      Like

      • tokyo5 March 31, 2016 at 9:33 am #

        Oh, really? What part of America do you live in?

        Like

  22. Anonymous March 18, 2016 at 9:59 am #

    Inaccurate. Here in the United States we tend to have 2 and a half months of summer vacation to almost 3 months, at least in the north. This is longer than 10 weeks, around 12, typically. You implied a 2x ratio to Japan having five weeks. Also, we get out of school early to mid JUNE, depending on the number of snow days. And we usually get out of school very late August, persay the 27th.

    Like

    • tokyo5 March 18, 2016 at 10:19 am #

      >Inaccurate.

      Thank you for clarifying…but I wouldn’t say what I wrote above is “inaccurate“…I wrote about America’s school system in generalities – based on my experience growing up in Florida.

      Also, your corrections are to minor details, not inaccuracies.

      Like

      • anonymous March 23, 2016 at 12:52 pm #

        “The only experience I have with the American public school system is when I was a student in the ’70s – ’80s in West-central Florida.
        But I’m sure Florida’s public schools aren’t too different from schools in other parts of America. And even though I graduated from high school in 1988 I guess American schools aren’t too different today (with the exception, of course, of fashion and music tastes. And there are probably computers in U.S. classrooms now.)” is a HUGE generalization that is inaccurate nowadays as it is now 2016. To say that all of the huge expanse that is America has the same system from the 80’s an egregious declaration. As a future educator who is aware of the school system of both America and Japan (from this century as I have been through it) I recommend looking elsewhere for information if you aren’t interested in what happened in the 80’s.

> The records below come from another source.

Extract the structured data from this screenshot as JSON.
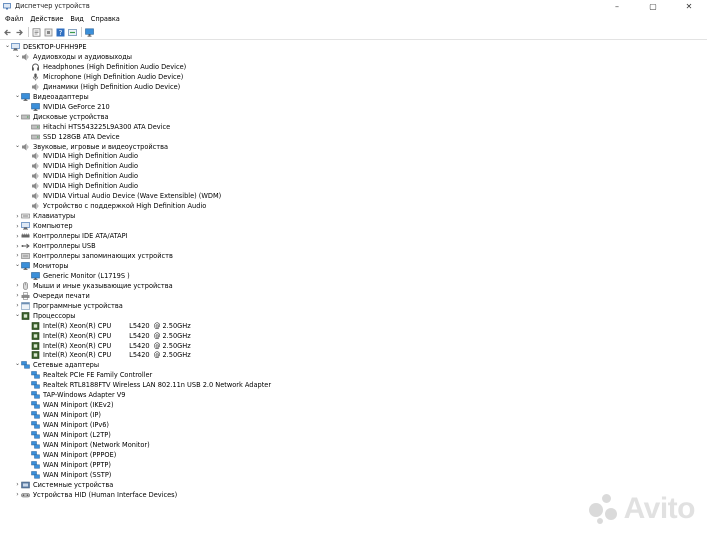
{
  "window": {
    "title": "Диспетчер устройств",
    "controls": [
      "–",
      "▢",
      "✕"
    ]
  },
  "menu": [
    "Файл",
    "Действие",
    "Вид",
    "Справка"
  ],
  "toolbar": [
    "back-icon",
    "forward-icon",
    "properties-icon",
    "update-driver-icon",
    "help-icon",
    "scan-icon",
    "monitor-icon"
  ],
  "tree": {
    "root": "DESKTOP-UFHH9PE",
    "audio": {
      "label": "Аудиовходы и аудиовыходы",
      "items": [
        "Headphones (High Definition Audio Device)",
        "Microphone (High Definition Audio Device)",
        "Динамики (High Definition Audio Device)"
      ]
    },
    "video": {
      "label": "Видеоадаптеры",
      "items": [
        "NVIDIA GeForce 210"
      ]
    },
    "disks": {
      "label": "Дисковые устройства",
      "items": [
        "Hitachi HTS543225L9A300 ATA Device",
        "SSD 128GB ATA Device"
      ]
    },
    "sound": {
      "label": "Звуковые, игровые и видеоустройства",
      "items": [
        "NVIDIA High Definition Audio",
        "NVIDIA High Definition Audio",
        "NVIDIA High Definition Audio",
        "NVIDIA High Definition Audio",
        "NVIDIA Virtual Audio Device (Wave Extensible) (WDM)",
        "Устройство с поддержкой High Definition Audio"
      ]
    },
    "keyboards": "Клавиатуры",
    "computer": "Компьютер",
    "ide": "Контроллеры IDE ATA/ATAPI",
    "usb": "Контроллеры USB",
    "storage": "Контроллеры запоминающих устройств",
    "monitors": {
      "label": "Мониторы",
      "items": [
        "Generic Monitor (L1719S )"
      ]
    },
    "mice": "Мыши и иные указывающие устройства",
    "print": "Очереди печати",
    "software": "Программные устройства",
    "cpu": {
      "label": "Процессоры",
      "items": [
        {
          "name": "Intel(R) Xeon(R) CPU",
          "spec": "L5420  @ 2.50GHz"
        },
        {
          "name": "Intel(R) Xeon(R) CPU",
          "spec": "L5420  @ 2.50GHz"
        },
        {
          "name": "Intel(R) Xeon(R) CPU",
          "spec": "L5420  @ 2.50GHz"
        },
        {
          "name": "Intel(R) Xeon(R) CPU",
          "spec": "L5420  @ 2.50GHz"
        }
      ]
    },
    "network": {
      "label": "Сетевые адаптеры",
      "items": [
        "Realtek PCIe FE Family Controller",
        "Realtek RTL8188FTV Wireless LAN 802.11n USB 2.0 Network Adapter",
        "TAP-Windows Adapter V9",
        "WAN Miniport (IKEv2)",
        "WAN Miniport (IP)",
        "WAN Miniport (IPv6)",
        "WAN Miniport (L2TP)",
        "WAN Miniport (Network Monitor)",
        "WAN Miniport (PPPOE)",
        "WAN Miniport (PPTP)",
        "WAN Miniport (SSTP)"
      ]
    },
    "system": "Системные устройства",
    "hid": "Устройства HID (Human Interface Devices)"
  },
  "watermark": "Avito",
  "colors": {
    "accent": "#2b6cb0",
    "monitor": "#3b8fd9",
    "cpu": "#3a5f2a"
  }
}
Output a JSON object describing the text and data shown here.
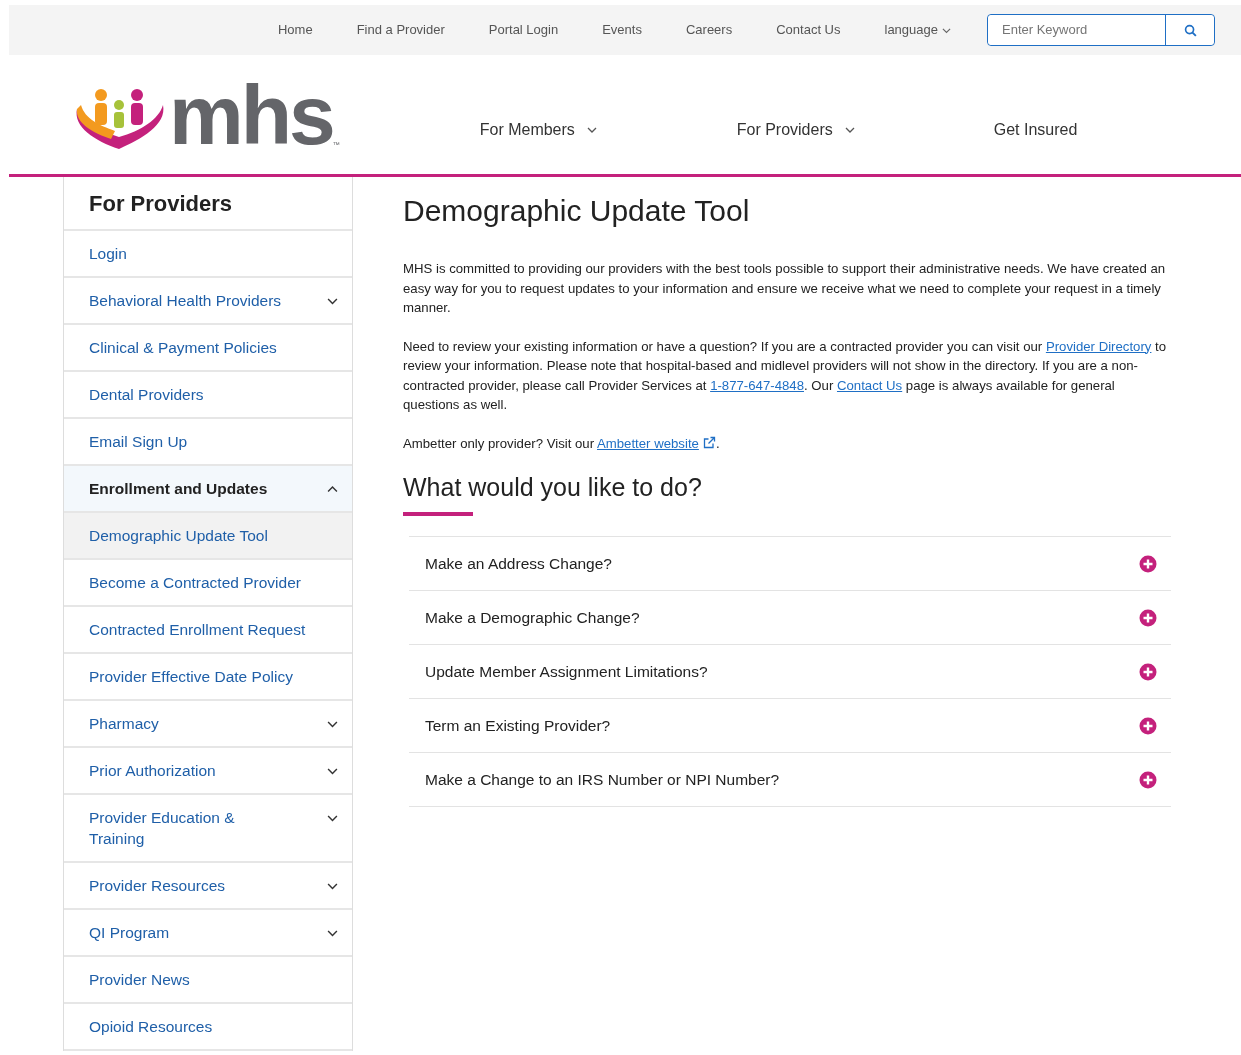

        Like

      • tokyo5 March 23, 2016 at 2:29 pm #

        Are you the same “Anonymous” who wrote these comments?

        >a HUGE generalization

        It’s a generalization (as I’ve said a few times that this post is), but not really a “huge” one.

        >inaccurate nowadays as it is now 2016.

        Other than my minor mistake where I said that summer vacation begins in July in American schools (when it’s actually June), what else that I’ve written is “inaccuate”?

        >To say that all of…America has the same system…(is) an egregious declaration.

        The U.S. school system should be the same throughout the country, with the curriculum decided on a federal level. That’s how it is in Japan.

        Anyways, I didn’t say that “all of…America has the same system”. I said that “I guess they aren’t too different”. I acknowledged that it’s not exactly the same, but I believe that there are generalities, and those are what I wrote about.
        No “declarations”, and certainly not any “egregious” ones!

        >As a future educator who is aware of the school system of both America and Japan

        You attended school in both America and Japan? Please elaborate. And please explain the differences between the systems as you see them.

        >from this century

        Hahaha! The ’80s weren’t that long ago, and I’m not that old, ya whippersnapper! 😉

        > I recommend looking elsewhere for information

        By all means. I never claimed that this blog post was anything other than my opinion (of which, you haven’t convinced me is incorrect.)

        Like

  23. patricia March 7, 2016 at 7:37 am #

    congratulations

    Like

    • tokyo5 March 7, 2016 at 8:14 am #

      “Congratulations”? For what? Anyways…thanks.

      Like

      • Anonymous May 21, 2016 at 2:41 am #

        congrats for informing us? Idk lol 😛

        Like

      • tokyo5 May 21, 2016 at 9:05 am #

        In that case, “thanks” would make more sense than “congratulations”.

        Like

Leave a Reply

Fill in your details below or click an icon to log in:

WordPress.com Logo

You are commenting using your WordPress.com account. Log Out / Change )

Twitter picture

You are commenting using your Twitter account. Log Out / Change )

Facebook photo

You are commenting using your Facebook account. Log Out / Change )

Google+ photo

You are commenting using your Google+ account. Log Out / Change )

Connecting to %s

%d bloggers like this: